• [Action item]
Where a picture appears, skip it and copy everything else in the listing exactly.

* * * *

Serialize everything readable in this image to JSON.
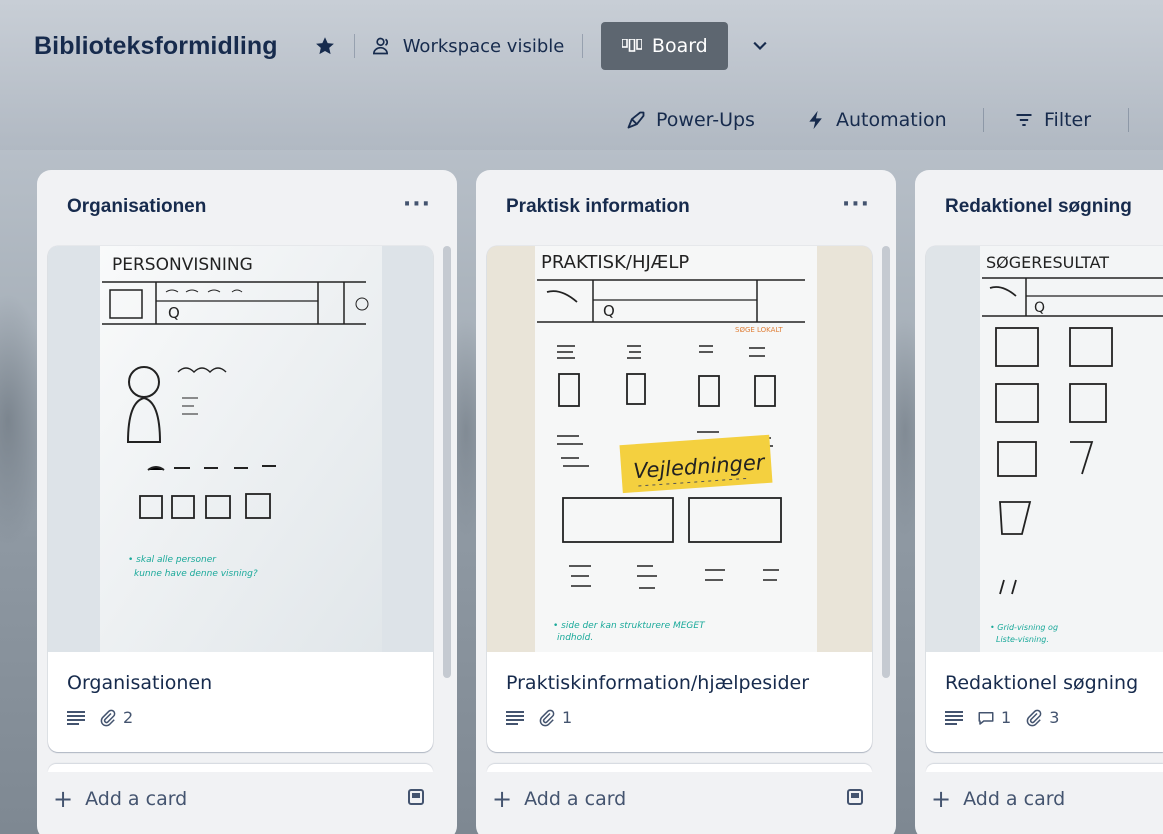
{
  "header": {
    "board_title": "Biblioteksformidling",
    "visibility_label": "Workspace visible",
    "view_label": "Board",
    "powerups_label": "Power-Ups",
    "automation_label": "Automation",
    "filter_label": "Filter"
  },
  "lists": [
    {
      "title": "Organisationen",
      "menu": "···",
      "card": {
        "cover_text": [
          "PERSONVISNING",
          "Q",
          "• skal alle personer",
          "kunne have denne visning?"
        ],
        "title": "Organisationen",
        "attachments": "2"
      },
      "add_card_label": "Add a card"
    },
    {
      "title": "Praktisk information",
      "menu": "···",
      "card": {
        "cover_text": [
          "PRAKTISK/HJÆLP",
          "Q",
          "SØGE LOKALT",
          "Vejledninger",
          "• side der kan strukturere MEGET",
          "indhold."
        ],
        "title": "Praktiskinformation/hjælpesider",
        "attachments": "1"
      },
      "add_card_label": "Add a card"
    },
    {
      "title": "Redaktionel søgning",
      "menu": "···",
      "card": {
        "cover_text": [
          "SØGERESULTAT",
          "Q",
          "• Grid-visning og",
          "Liste-visning."
        ],
        "title": "Redaktionel søgning",
        "comments": "1",
        "attachments": "3"
      },
      "add_card_label": "Add a card"
    }
  ],
  "colors": {
    "board_button": "#5d6670",
    "list_bg": "#f1f2f4",
    "text": "#172b4d",
    "sticky_note": "#f4d03f",
    "marker_teal": "#1aa99a"
  }
}
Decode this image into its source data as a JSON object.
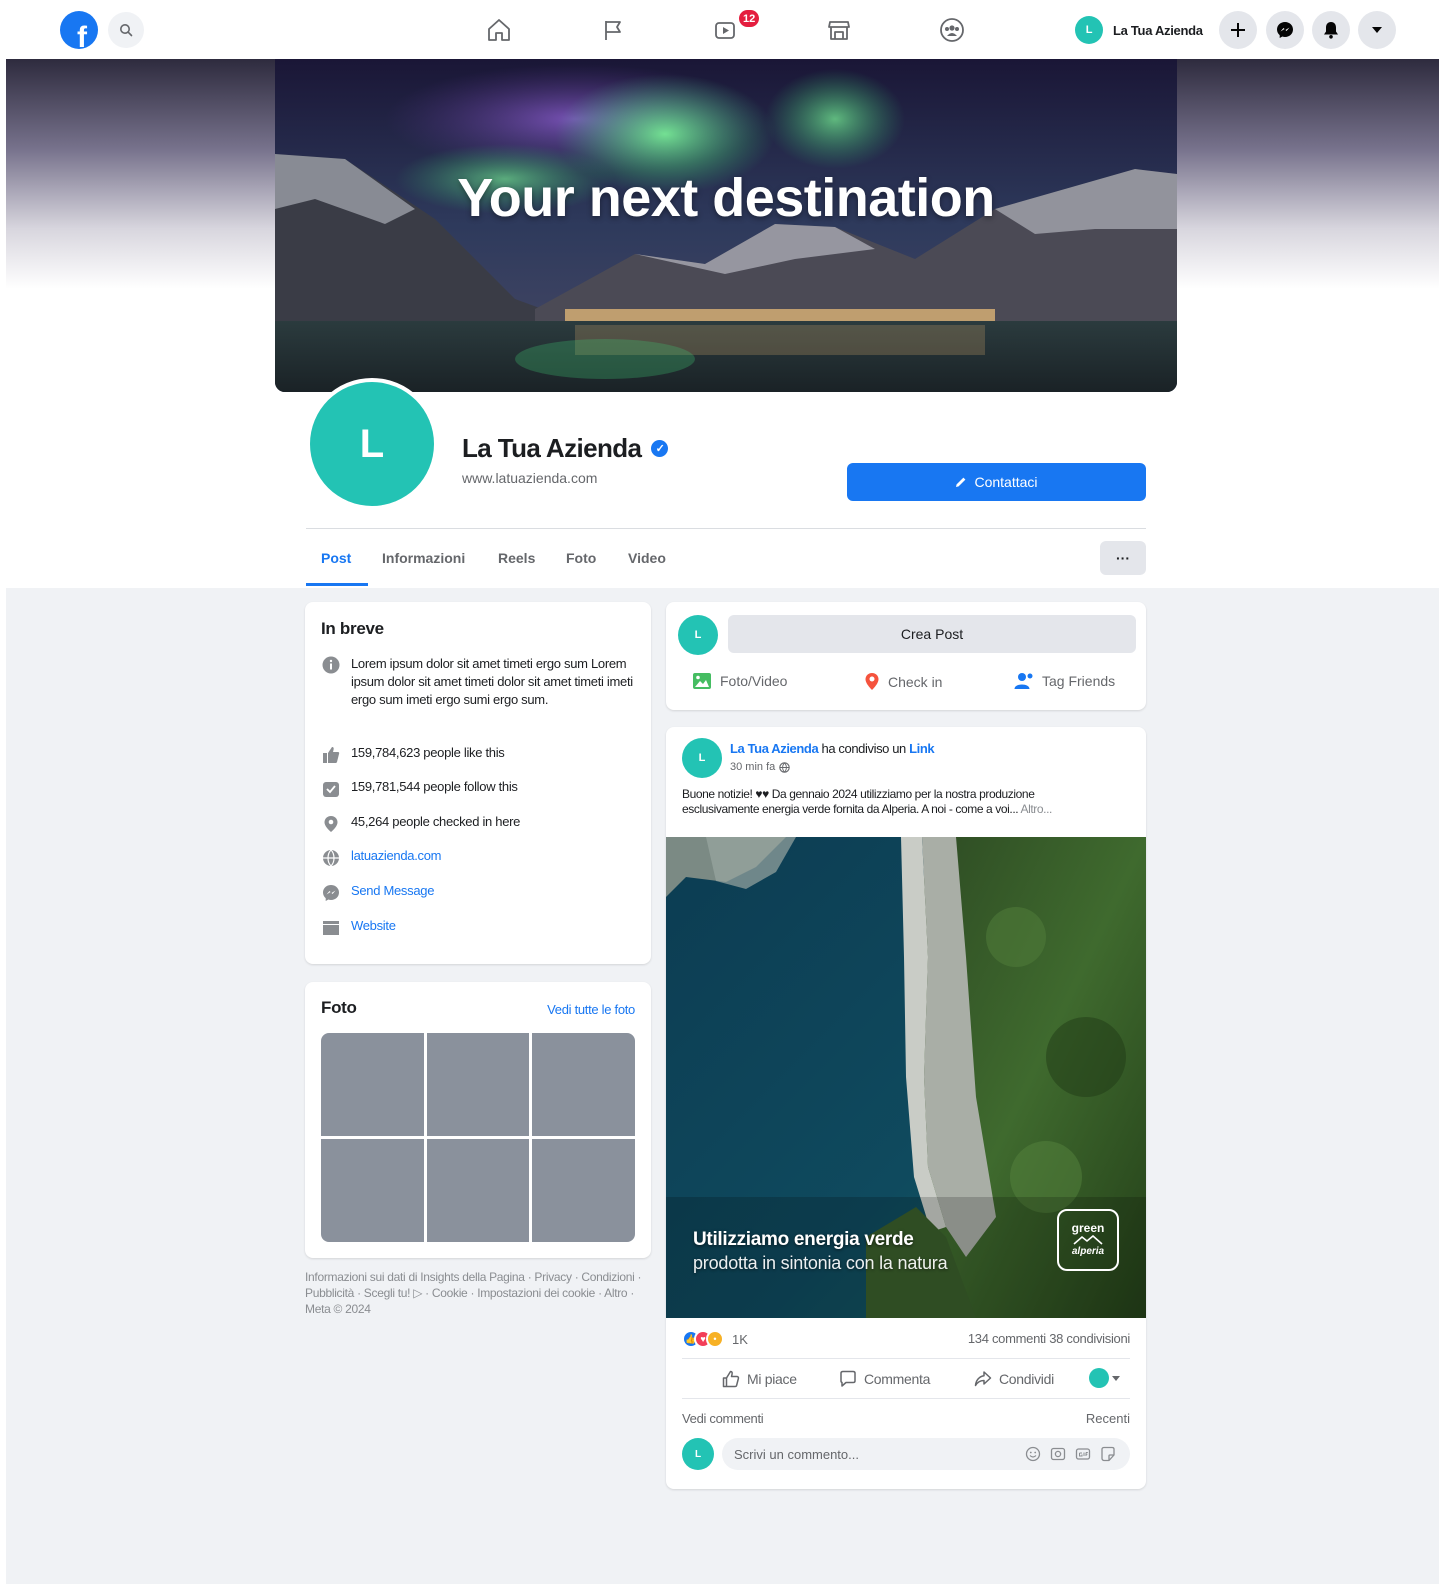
{
  "topnav": {
    "logo_letter": "f",
    "account_name": "La Tua Azienda",
    "account_initial": "L",
    "watch_badge": "12",
    "icons": [
      "search-icon",
      "home-icon",
      "flag-icon",
      "video-icon",
      "marketplace-icon",
      "groups-icon",
      "plus-icon",
      "messenger-icon",
      "bell-icon",
      "caret-down-icon"
    ]
  },
  "cover": {
    "title": "Your next destination"
  },
  "page": {
    "initial": "L",
    "name": "La Tua Azienda",
    "url": "www.latuazienda.com",
    "contact_label": "Contattaci"
  },
  "tabs": [
    "Post",
    "Informazioni",
    "Reels",
    "Foto",
    "Video"
  ],
  "more_label": "···",
  "intro": {
    "title": "In breve",
    "description": "Lorem ipsum dolor sit amet timeti ergo sum Lorem ipsum dolor sit amet timeti dolor sit amet timeti imeti ergo sum imeti ergo sumi ergo sum.",
    "likes": "159,784,623 people like this",
    "follows": "159,781,544 people follow this",
    "checkins": "45,264 people checked in here",
    "website_domain": "latuazienda.com",
    "send_message": "Send Message",
    "website": "Website"
  },
  "photos": {
    "title": "Foto",
    "see_all": "Vedi tutte le foto"
  },
  "footer": {
    "text": "Informazioni sui dati di Insights della Pagina · Privacy · Condizioni · Pubblicità · Scegli tu! ▷ · Cookie · Impostazioni dei cookie · Altro · Meta © 2024"
  },
  "composer": {
    "initial": "L",
    "create_post": "Crea Post",
    "photo_video": "Foto/Video",
    "check_in": "Check in",
    "tag_friends": "Tag Friends"
  },
  "post": {
    "initial": "L",
    "author": "La Tua Azienda",
    "shared_text": "ha condiviso un",
    "link_label": "Link",
    "time": "30 min fa",
    "text": "Buone notizie! ♥♥ Da gennaio 2024 utilizziamo per la nostra produzione esclusivamente energia verde fornita da Alperia. A noi - come a voi...",
    "more": "Altro...",
    "image_caption_line1": "Utilizziamo energia verde",
    "image_caption_line2": "prodotta in sintonia con la natura",
    "logo_line1": "green",
    "logo_line2": "alperia",
    "reactions_count": "1K",
    "comments_count": "134 commenti",
    "shares_count": "38 condivisioni",
    "like_label": "Mi piace",
    "comment_label": "Commenta",
    "share_label": "Condividi",
    "see_comments": "Vedi commenti",
    "sort_label": "Recenti",
    "comment_placeholder": "Scrivi un commento..."
  },
  "colors": {
    "brand": "#1877f2",
    "avatar": "#23c3b4",
    "page_bg": "#f0f2f5"
  }
}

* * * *

• [Exercise output]
Serialize everything readable in this image to JSON.
{
  "header": {
    "board_title": "Biblioteksformidling",
    "visibility_label": "Workspace visible",
    "view_label": "Board",
    "powerups_label": "Power-Ups",
    "automation_label": "Automation",
    "filter_label": "Filter"
  },
  "lists": [
    {
      "title": "Organisationen",
      "menu": "···",
      "card": {
        "cover_text": [
          "PERSONVISNING",
          "Q",
          "• skal alle personer",
          "kunne have denne visning?"
        ],
        "title": "Organisationen",
        "attachments": "2"
      },
      "add_card_label": "Add a card"
    },
    {
      "title": "Praktisk information",
      "menu": "···",
      "card": {
        "cover_text": [
          "PRAKTISK/HJÆLP",
          "Q",
          "SØGE LOKALT",
          "Vejledninger",
          "• side der kan strukturere MEGET",
          "indhold."
        ],
        "title": "Praktiskinformation/hjælpesider",
        "attachments": "1"
      },
      "add_card_label": "Add a card"
    },
    {
      "title": "Redaktionel søgning",
      "menu": "···",
      "card": {
        "cover_text": [
          "SØGERESULTAT",
          "Q",
          "• Grid-visning og",
          "Liste-visning."
        ],
        "title": "Redaktionel søgning",
        "comments": "1",
        "attachments": "3"
      },
      "add_card_label": "Add a card"
    }
  ],
  "colors": {
    "board_button": "#5d6670",
    "list_bg": "#f1f2f4",
    "text": "#172b4d",
    "sticky_note": "#f4d03f",
    "marker_teal": "#1aa99a"
  }
}
Decode this image into its source data as a JSON object.
{
  "topnav": {
    "logo_letter": "f",
    "account_name": "La Tua Azienda",
    "account_initial": "L",
    "watch_badge": "12",
    "icons": [
      "search-icon",
      "home-icon",
      "flag-icon",
      "video-icon",
      "marketplace-icon",
      "groups-icon",
      "plus-icon",
      "messenger-icon",
      "bell-icon",
      "caret-down-icon"
    ]
  },
  "cover": {
    "title": "Your next destination"
  },
  "page": {
    "initial": "L",
    "name": "La Tua Azienda",
    "url": "www.latuazienda.com",
    "contact_label": "Contattaci"
  },
  "tabs": [
    "Post",
    "Informazioni",
    "Reels",
    "Foto",
    "Video"
  ],
  "more_label": "···",
  "intro": {
    "title": "In breve",
    "description": "Lorem ipsum dolor sit amet timeti ergo sum Lorem ipsum dolor sit amet timeti dolor sit amet timeti imeti ergo sum imeti ergo sumi ergo sum.",
    "likes": "159,784,623 people like this",
    "follows": "159,781,544 people follow this",
    "checkins": "45,264 people checked in here",
    "website_domain": "latuazienda.com",
    "send_message": "Send Message",
    "website": "Website"
  },
  "photos": {
    "title": "Foto",
    "see_all": "Vedi tutte le foto"
  },
  "footer": {
    "text": "Informazioni sui dati di Insights della Pagina · Privacy · Condizioni · Pubblicità · Scegli tu! ▷ · Cookie · Impostazioni dei cookie · Altro · Meta © 2024"
  },
  "composer": {
    "initial": "L",
    "create_post": "Crea Post",
    "photo_video": "Foto/Video",
    "check_in": "Check in",
    "tag_friends": "Tag Friends"
  },
  "post": {
    "initial": "L",
    "author": "La Tua Azienda",
    "shared_text": "ha condiviso un",
    "link_label": "Link",
    "time": "30 min fa",
    "text": "Buone notizie! ♥♥ Da gennaio 2024 utilizziamo per la nostra produzione esclusivamente energia verde fornita da Alperia. A noi - come a voi...",
    "more": "Altro...",
    "image_caption_line1": "Utilizziamo energia verde",
    "image_caption_line2": "prodotta in sintonia con la natura",
    "logo_line1": "green",
    "logo_line2": "alperia",
    "reactions_count": "1K",
    "comments_count": "134 commenti",
    "shares_count": "38 condivisioni",
    "like_label": "Mi piace",
    "comment_label": "Commenta",
    "share_label": "Condividi",
    "see_comments": "Vedi commenti",
    "sort_label": "Recenti",
    "comment_placeholder": "Scrivi un commento..."
  },
  "colors": {
    "brand": "#1877f2",
    "avatar": "#23c3b4",
    "page_bg": "#f0f2f5"
  }
}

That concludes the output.